YOUR INSTRUCTIONS. Each entry is to be output precisely as it appears.

DATASET ENTRIES.
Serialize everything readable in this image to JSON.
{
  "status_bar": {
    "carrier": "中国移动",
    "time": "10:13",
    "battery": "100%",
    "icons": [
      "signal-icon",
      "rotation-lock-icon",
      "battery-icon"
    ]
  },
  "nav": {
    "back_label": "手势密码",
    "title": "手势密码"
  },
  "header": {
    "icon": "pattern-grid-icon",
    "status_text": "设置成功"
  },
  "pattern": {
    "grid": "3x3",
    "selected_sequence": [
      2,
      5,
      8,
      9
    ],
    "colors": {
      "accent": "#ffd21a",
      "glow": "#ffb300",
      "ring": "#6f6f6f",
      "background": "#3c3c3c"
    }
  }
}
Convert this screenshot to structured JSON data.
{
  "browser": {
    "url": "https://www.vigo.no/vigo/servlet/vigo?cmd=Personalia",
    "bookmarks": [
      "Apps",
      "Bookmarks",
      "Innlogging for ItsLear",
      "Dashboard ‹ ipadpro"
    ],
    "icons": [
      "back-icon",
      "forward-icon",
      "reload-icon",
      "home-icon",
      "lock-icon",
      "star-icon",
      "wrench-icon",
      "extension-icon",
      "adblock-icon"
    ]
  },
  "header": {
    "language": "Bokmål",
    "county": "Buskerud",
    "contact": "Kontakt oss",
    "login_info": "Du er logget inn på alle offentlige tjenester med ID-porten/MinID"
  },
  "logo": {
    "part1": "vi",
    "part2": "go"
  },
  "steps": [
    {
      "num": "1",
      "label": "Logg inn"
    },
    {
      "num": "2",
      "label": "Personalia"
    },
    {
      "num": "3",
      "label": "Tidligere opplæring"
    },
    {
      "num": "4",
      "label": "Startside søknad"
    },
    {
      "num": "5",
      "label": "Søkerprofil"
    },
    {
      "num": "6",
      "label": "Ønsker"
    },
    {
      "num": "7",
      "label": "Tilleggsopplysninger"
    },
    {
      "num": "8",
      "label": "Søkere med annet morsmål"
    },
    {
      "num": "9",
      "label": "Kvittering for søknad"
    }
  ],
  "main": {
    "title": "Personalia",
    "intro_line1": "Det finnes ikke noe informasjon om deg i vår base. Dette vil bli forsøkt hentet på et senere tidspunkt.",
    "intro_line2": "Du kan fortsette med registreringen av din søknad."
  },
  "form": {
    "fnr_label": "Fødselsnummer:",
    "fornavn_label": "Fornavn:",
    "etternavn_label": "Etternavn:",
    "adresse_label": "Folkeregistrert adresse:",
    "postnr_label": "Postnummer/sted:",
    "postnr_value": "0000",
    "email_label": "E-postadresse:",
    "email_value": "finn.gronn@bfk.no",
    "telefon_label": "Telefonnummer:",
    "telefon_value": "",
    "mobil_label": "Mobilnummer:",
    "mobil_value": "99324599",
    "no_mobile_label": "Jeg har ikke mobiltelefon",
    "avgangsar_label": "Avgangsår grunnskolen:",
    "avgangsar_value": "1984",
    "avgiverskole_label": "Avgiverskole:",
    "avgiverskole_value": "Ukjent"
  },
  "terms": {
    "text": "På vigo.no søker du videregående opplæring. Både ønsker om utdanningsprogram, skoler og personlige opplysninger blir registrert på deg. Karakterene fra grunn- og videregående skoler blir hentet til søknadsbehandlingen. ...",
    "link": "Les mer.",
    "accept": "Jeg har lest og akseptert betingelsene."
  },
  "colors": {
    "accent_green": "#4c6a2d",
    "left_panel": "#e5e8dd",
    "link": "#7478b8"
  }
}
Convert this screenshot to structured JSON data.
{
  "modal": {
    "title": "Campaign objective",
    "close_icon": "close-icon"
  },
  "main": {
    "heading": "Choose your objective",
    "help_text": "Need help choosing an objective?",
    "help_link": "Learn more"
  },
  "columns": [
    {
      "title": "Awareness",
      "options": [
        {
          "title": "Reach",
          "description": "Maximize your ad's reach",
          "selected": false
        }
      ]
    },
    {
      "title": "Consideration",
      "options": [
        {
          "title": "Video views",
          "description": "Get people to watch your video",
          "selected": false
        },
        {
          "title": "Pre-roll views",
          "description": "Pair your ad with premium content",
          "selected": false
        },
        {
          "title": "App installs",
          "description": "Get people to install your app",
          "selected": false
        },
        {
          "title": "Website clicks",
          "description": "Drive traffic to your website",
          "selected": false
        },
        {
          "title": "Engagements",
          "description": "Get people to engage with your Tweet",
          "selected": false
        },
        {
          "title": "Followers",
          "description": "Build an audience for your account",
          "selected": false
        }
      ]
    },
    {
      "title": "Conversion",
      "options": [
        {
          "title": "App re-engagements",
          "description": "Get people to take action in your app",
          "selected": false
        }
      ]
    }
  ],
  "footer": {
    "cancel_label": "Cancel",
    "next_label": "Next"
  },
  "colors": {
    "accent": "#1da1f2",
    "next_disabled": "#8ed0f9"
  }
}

TASK OUTPUT.
Serialize everything readable in this image to JSON.
{
  "status_bar": {
    "carrier": "中国移动",
    "time": "10:13",
    "battery": "100%",
    "icons": [
      "signal-icon",
      "rotation-lock-icon",
      "battery-icon"
    ]
  },
  "nav": {
    "back_label": "手势密码",
    "title": "手势密码"
  },
  "header": {
    "icon": "pattern-grid-icon",
    "status_text": "设置成功"
  },
  "pattern": {
    "grid": "3x3",
    "selected_sequence": [
      2,
      5,
      8,
      9
    ],
    "colors": {
      "accent": "#ffd21a",
      "glow": "#ffb300",
      "ring": "#6f6f6f",
      "background": "#3c3c3c"
    }
  }
}
Convert this screenshot to structured JSON data.
{
  "browser": {
    "url": "https://www.vigo.no/vigo/servlet/vigo?cmd=Personalia",
    "bookmarks": [
      "Apps",
      "Bookmarks",
      "Innlogging for ItsLear",
      "Dashboard ‹ ipadpro"
    ],
    "icons": [
      "back-icon",
      "forward-icon",
      "reload-icon",
      "home-icon",
      "lock-icon",
      "star-icon",
      "wrench-icon",
      "extension-icon",
      "adblock-icon"
    ]
  },
  "header": {
    "language": "Bokmål",
    "county": "Buskerud",
    "contact": "Kontakt oss",
    "login_info": "Du er logget inn på alle offentlige tjenester med ID-porten/MinID"
  },
  "logo": {
    "part1": "vi",
    "part2": "go"
  },
  "steps": [
    {
      "num": "1",
      "label": "Logg inn"
    },
    {
      "num": "2",
      "label": "Personalia"
    },
    {
      "num": "3",
      "label": "Tidligere opplæring"
    },
    {
      "num": "4",
      "label": "Startside søknad"
    },
    {
      "num": "5",
      "label": "Søkerprofil"
    },
    {
      "num": "6",
      "label": "Ønsker"
    },
    {
      "num": "7",
      "label": "Tilleggsopplysninger"
    },
    {
      "num": "8",
      "label": "Søkere med annet morsmål"
    },
    {
      "num": "9",
      "label": "Kvittering for søknad"
    }
  ],
  "main": {
    "title": "Personalia",
    "intro_line1": "Det finnes ikke noe informasjon om deg i vår base. Dette vil bli forsøkt hentet på et senere tidspunkt.",
    "intro_line2": "Du kan fortsette med registreringen av din søknad."
  },
  "form": {
    "fnr_label": "Fødselsnummer:",
    "fornavn_label": "Fornavn:",
    "etternavn_label": "Etternavn:",
    "adresse_label": "Folkeregistrert adresse:",
    "postnr_label": "Postnummer/sted:",
    "postnr_value": "0000",
    "email_label": "E-postadresse:",
    "email_value": "finn.gronn@bfk.no",
    "telefon_label": "Telefonnummer:",
    "telefon_value": "",
    "mobil_label": "Mobilnummer:",
    "mobil_value": "99324599",
    "no_mobile_label": "Jeg har ikke mobiltelefon",
    "avgangsar_label": "Avgangsår grunnskolen:",
    "avgangsar_value": "1984",
    "avgiverskole_label": "Avgiverskole:",
    "avgiverskole_value": "Ukjent"
  },
  "terms": {
    "text": "På vigo.no søker du videregående opplæring. Både ønsker om utdanningsprogram, skoler og personlige opplysninger blir registrert på deg. Karakterene fra grunn- og videregående skoler blir hentet til søknadsbehandlingen. ...",
    "link": "Les mer.",
    "accept": "Jeg har lest og akseptert betingelsene."
  },
  "colors": {
    "accent_green": "#4c6a2d",
    "left_panel": "#e5e8dd",
    "link": "#7478b8"
  }
}
Convert this screenshot to structured JSON data.
{
  "modal": {
    "title": "Campaign objective",
    "close_icon": "close-icon"
  },
  "main": {
    "heading": "Choose your objective",
    "help_text": "Need help choosing an objective?",
    "help_link": "Learn more"
  },
  "columns": [
    {
      "title": "Awareness",
      "options": [
        {
          "title": "Reach",
          "description": "Maximize your ad's reach",
          "selected": false
        }
      ]
    },
    {
      "title": "Consideration",
      "options": [
        {
          "title": "Video views",
          "description": "Get people to watch your video",
          "selected": false
        },
        {
          "title": "Pre-roll views",
          "description": "Pair your ad with premium content",
          "selected": false
        },
        {
          "title": "App installs",
          "description": "Get people to install your app",
          "selected": false
        },
        {
          "title": "Website clicks",
          "description": "Drive traffic to your website",
          "selected": false
        },
        {
          "title": "Engagements",
          "description": "Get people to engage with your Tweet",
          "selected": false
        },
        {
          "title": "Followers",
          "description": "Build an audience for your account",
          "selected": false
        }
      ]
    },
    {
      "title": "Conversion",
      "options": [
        {
          "title": "App re-engagements",
          "description": "Get people to take action in your app",
          "selected": false
        }
      ]
    }
  ],
  "footer": {
    "cancel_label": "Cancel",
    "next_label": "Next"
  },
  "colors": {
    "accent": "#1da1f2",
    "next_disabled": "#8ed0f9"
  }
}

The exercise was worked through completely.